Employees need to be aware of the skills taxonomy and understand how to use it for their career development. Organisations need to provide employees training, resources, and guidance on navigating and utilising the skills taxonomy to identify skill gaps, set career goals, and plan their professional growth. Employee adoption and engagement with the skills taxonomy can be challenging, and organisations must invest in communication, education, and support to drive employee awareness and adoption.
Frequently Asked Questions
1. What is the purpose of a skills taxonomy?
The purpose of a skills taxonomy is to provide a comprehensive and structured approach to identifying and categorising skills and competencies required for success in the workplace.
2. How do you create a skills taxonomy?
Creating a skills taxonomy involves several key steps, including identifying the skills and competencies required for success in each role, categorising those skills into broader categories, creating detailed descriptions of each skill, and developing a method for assessing the proficiency of employees in each skill.
3. How do you use a skills taxonomy in the workplace?
A skills taxonomy can be used in a variety of ways in the workplace, including aligning employee development goals with organisational goals, providing employees with regular feedback on their progress, creating personalised learning paths, enhancing recruitment and talent acquisition efforts, and identifying skills gaps that need to be addressed through training or other development initiatives.
In conclusion, a skills taxonomy is a hierarchical organisation of skills that allows for a clearer understanding of the skills required for a specific job or industry.
Having a skills taxonomy helps companies in several ways, including improving job descriptions, creating better training programs, and facilitating better communication between employees and management.

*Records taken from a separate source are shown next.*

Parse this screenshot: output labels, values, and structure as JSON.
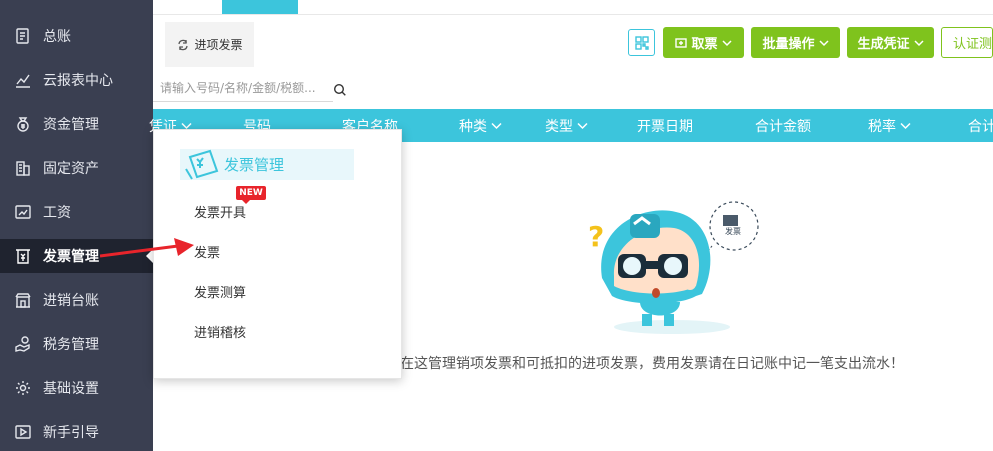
{
  "sidebar": {
    "items": [
      {
        "label": "总账",
        "icon": "ledger-icon"
      },
      {
        "label": "云报表中心",
        "icon": "chart-icon"
      },
      {
        "label": "资金管理",
        "icon": "money-bag-icon"
      },
      {
        "label": "固定资产",
        "icon": "building-icon"
      },
      {
        "label": "工资",
        "icon": "salary-icon"
      },
      {
        "label": "发票管理",
        "icon": "invoice-icon",
        "active": true
      },
      {
        "label": "进销台账",
        "icon": "store-icon"
      },
      {
        "label": "税务管理",
        "icon": "hand-coin-icon"
      },
      {
        "label": "基础设置",
        "icon": "gear-icon"
      },
      {
        "label": "新手引导",
        "icon": "video-icon"
      }
    ]
  },
  "tab": {
    "label": "进项发票"
  },
  "toolbar": {
    "fetch_label": "取票",
    "batch_label": "批量操作",
    "voucher_label": "生成凭证",
    "cert_label": "认证测算"
  },
  "search": {
    "placeholder": "请输入号码/名称/金额/税额..."
  },
  "table": {
    "headers": [
      {
        "label": "凭证",
        "dropdown": true
      },
      {
        "label": "号码",
        "dropdown": false
      },
      {
        "label": "客户名称",
        "dropdown": false
      },
      {
        "label": "种类",
        "dropdown": true
      },
      {
        "label": "类型",
        "dropdown": true
      },
      {
        "label": "开票日期",
        "dropdown": false
      },
      {
        "label": "合计金额",
        "dropdown": false
      },
      {
        "label": "税率",
        "dropdown": true
      },
      {
        "label": "合计",
        "dropdown": false
      }
    ]
  },
  "empty": {
    "message": "在这管理销项发票和可抵扣的进项发票，费用发票请在日记账中记一笔支出流水！",
    "bubble_label": "发票"
  },
  "menu": {
    "title": "发票管理",
    "items": [
      "发票开具",
      "发票",
      "发票测算",
      "进销稽核"
    ],
    "new_badge": "NEW"
  },
  "colors": {
    "sidebar_bg": "#3a3f51",
    "sidebar_active": "#1f232f",
    "accent": "#3cc5dc",
    "green": "#7fc31d",
    "arrow": "#e8242b"
  }
}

By understanding the skills required for a job, organisations can improve their ability to attract, develop, and retain talent. Investing in a skills taxonomy can lead to a more efficient and effective workforce, increased employee satisfaction and retention and ultimately, a competitive edge in the market.